Sultan of Oman in 23 July 1970 was born, 18 November 1940.
He rose to power after overthrowing his father, Said bin Taimur, in a palace coup in 1970. He is the 14th –generation descendant of the founder of the Al Bu Sa’idi dynasty.
Sultan Qaboos bin Sa’id was born in Salalah in Dhofar on 18 November 1940. He is the only son of Sultan Said bin Taimur and princess Mazoon al-Mashani. He received his primary and secondary education at Salalah and Pune, india where he was the student of Shankar Dayal Sharma, the future President of India and was sent to a private educational establishment in England at age sixteen. At 20 he entered the Royal Military Academy Sandhurst. After graduating from Sandhurst, he joined the British Army and was posted to the 1st Battalion. The Cameronians (Scottish Rifles), serving in Germany for one year. He also held a staff appointment with the British Army.

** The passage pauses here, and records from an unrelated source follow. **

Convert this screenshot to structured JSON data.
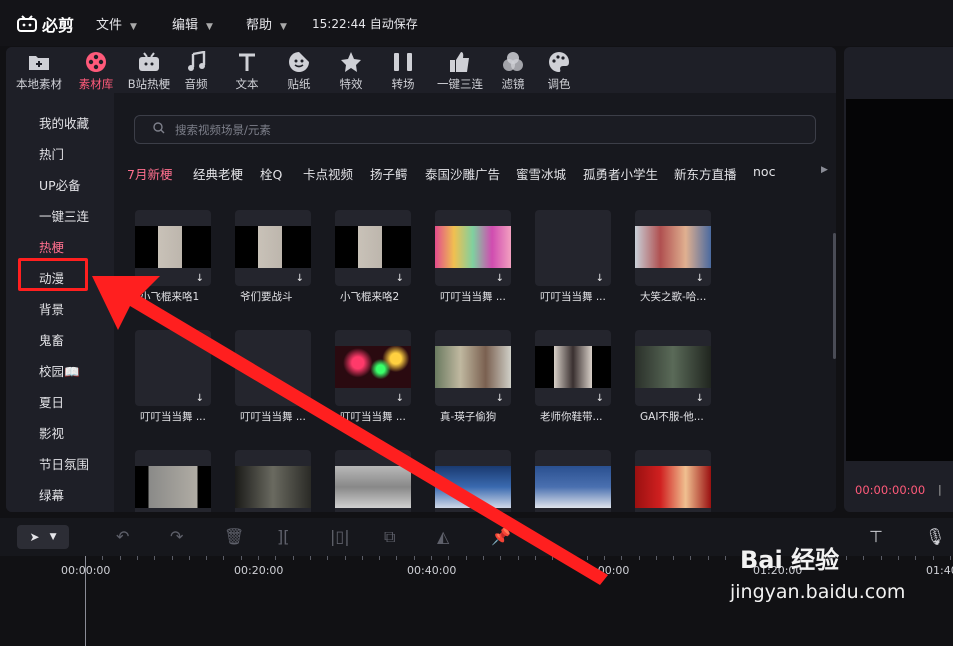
{
  "app": {
    "name": "必剪"
  },
  "menus": [
    {
      "label": "文件"
    },
    {
      "label": "编辑"
    },
    {
      "label": "帮助"
    }
  ],
  "autosave": "15:22:44 自动保存",
  "tabs": [
    {
      "label": "本地素材",
      "icon": "folder-icon"
    },
    {
      "label": "素材库",
      "icon": "film-reel-icon"
    },
    {
      "label": "B站热梗",
      "icon": "bilibili-tv-icon"
    },
    {
      "label": "音频",
      "icon": "music-note-icon"
    },
    {
      "label": "文本",
      "icon": "text-icon"
    },
    {
      "label": "贴纸",
      "icon": "sticker-icon"
    },
    {
      "label": "特效",
      "icon": "sparkle-star-icon"
    },
    {
      "label": "转场",
      "icon": "transition-icon"
    },
    {
      "label": "一键三连",
      "icon": "thumbs-up-icon"
    },
    {
      "label": "滤镜",
      "icon": "filter-circles-icon"
    },
    {
      "label": "调色",
      "icon": "palette-icon"
    }
  ],
  "sidebar": {
    "items": [
      "我的收藏",
      "热门",
      "UP必备",
      "一键三连",
      "热梗",
      "动漫",
      "背景",
      "鬼畜",
      "校园📖",
      "夏日",
      "影视",
      "节日氛围",
      "绿幕"
    ]
  },
  "search": {
    "placeholder": "搜索视频场景/元素"
  },
  "categories": [
    "7月新梗",
    "经典老梗",
    "栓Q",
    "卡点视频",
    "扬子鳄",
    "泰国沙雕广告",
    "蜜雪冰城",
    "孤勇者小学生",
    "新东方直播",
    "noc"
  ],
  "cards": [
    {
      "caption": "小飞棍来咯1",
      "thumb": "person-b"
    },
    {
      "caption": "爷们要战斗",
      "thumb": "person-b"
    },
    {
      "caption": "小飞棍来咯2",
      "thumb": "person-b"
    },
    {
      "caption": "叮叮当当舞 ...",
      "thumb": "colorful"
    },
    {
      "caption": "叮叮当当舞 ...",
      "thumb": "dark"
    },
    {
      "caption": "大笑之歌-哈...",
      "thumb": "people"
    },
    {
      "caption": "叮叮当当舞 ...",
      "thumb": "dark"
    },
    {
      "caption": "叮叮当当舞 ...",
      "thumb": "dark"
    },
    {
      "caption": "叮叮当当舞 ...",
      "thumb": "lights"
    },
    {
      "caption": "真-瑛子偷狗",
      "thumb": "street"
    },
    {
      "caption": "老师你鞋带...",
      "thumb": "portrait"
    },
    {
      "caption": "GAI不服-他...",
      "thumb": "dim"
    },
    {
      "caption": "",
      "thumb": "car"
    },
    {
      "caption": "",
      "thumb": "archer"
    },
    {
      "caption": "",
      "thumb": "eagle"
    },
    {
      "caption": "",
      "thumb": "news"
    },
    {
      "caption": "",
      "thumb": "news2"
    },
    {
      "caption": "",
      "thumb": "red"
    }
  ],
  "preview": {
    "timecode": "00:00:00:00",
    "separator": "|"
  },
  "ruler": [
    "00:00:00",
    "00:20:00",
    "00:40:00",
    "01:00:00",
    "01:20:00",
    "01:40"
  ],
  "watermark": {
    "line1": "Bai 经验",
    "line2": "jingyan.baidu.com"
  },
  "colors": {
    "accent": "#ff5a7a",
    "annotation": "#ff1f1f",
    "background": "#111114",
    "panel": "#1e1f27"
  }
}
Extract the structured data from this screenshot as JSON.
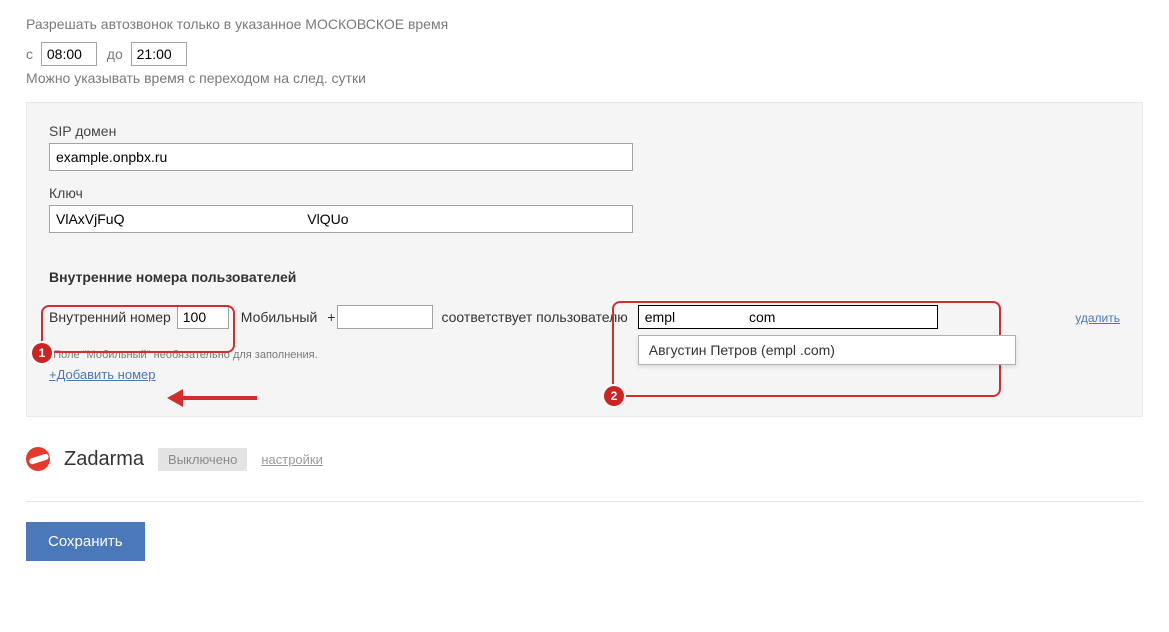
{
  "autocall": {
    "title": "Разрешать автозвонок только в указанное МОСКОВСКОЕ время",
    "from_label": "с",
    "from_value": "08:00",
    "to_label": "до",
    "to_value": "21:00",
    "hint": "Можно указывать время с переходом на след. сутки"
  },
  "sip": {
    "domain_label": "SIP домен",
    "domain_value": "example.onpbx.ru",
    "key_label": "Ключ",
    "key_value": "VlAxVjFuQ                                               VlQUo"
  },
  "extensions": {
    "title": "Внутренние номера пользователей",
    "number_label": "Внутренний номер",
    "number_value": "100",
    "mobile_label": "Мобильный",
    "mobile_prefix": "+",
    "mobile_value": "",
    "match_label": "соответствует пользователю",
    "user_search_value": "empl                   com",
    "dropdown_option": "Августин Петров (empl                  .com)",
    "delete": "удалить",
    "note": "*Поле \"Мобильный\" необязательно для заполнения.",
    "add_link": "+Добавить номер"
  },
  "annotations": {
    "num1": "1",
    "num2": "2"
  },
  "provider": {
    "name": "Zadarma",
    "status": "Выключено",
    "settings": "настройки"
  },
  "save_button": "Сохранить"
}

After his military service, Sultan Qaboos studied local government subjects in England and, after a world tour, returned home to Salalah where he studied Islam and the history of his country.
Qaboos acceded to the throne of 23 July 1970 following s successful coup against his father, with the aim of ending the country’s isolation and using its oil revenue for modernization and development, moving to Muscat. There he declared that the country would no longer be known as Musact and Oman, but would change its name to “the Sultanate of Oman” in order to better reflect its political unity.
The first pressing problem that Qaboos bin Said faced as Sultan was an armed communist insurgency from South Yemen, the Dhofar Rebellion (1965-1975). The Sultanate eventually defeated the incursion with help from the Shah of Iran. Jordanian troops sent from his friend King Hussein of Jordan, British Special Forces, and the Royal Air Force.
The political system which Qaboos established is that of an absolute monarchy. Unlike the situation in neighbouring Saudi Arabia, Qaboos’ decisions are not subject to modification by other members of Oman’s royal family. Government decisions are said to be made through a process of decision – making by “Consensus” with provincial, local and tribal representatives, though critics allege that Qaboos exercises de facto control of this process. Qaboos also regularly engages in tours of his realm, in which any citizen with a grievance or request is allowed to appeal to the Sultan in person.
More recently, Qaboos has allowed parliamentary elections (in which women have voted and stood as candidates) and pledge greater openness and participation in government. The parliament enjoys legislative and oversight powers in 1979 Oman was the only Arab state to recognize Egyptian President Anwar Sadat’s peace agreement with Israel.

      A huge banner demanding release of political prisoners is carried by Egyptians in a procession through Cairo streets in 1951 as a three-day 'Hate Britain' campaign is started. It is part of the Egyptian attempt to get the British out of Egypt and the Egyptians into the Sudan. Most of the political prisoners are members of the Moslem Brotherhood. (AP Photo)
A huge banner demanding release of political prisoners is carried by Egyptians in a procession through Cairo streets in 1951 as a three-day ‘Hate Britain’ campaign is started. It is part of the Egyptian attempt to get the British out of Egypt and the Egyptians into the Sudan. Most of the political prisoners are members of the Moslem Brotherhood. (AP Photo)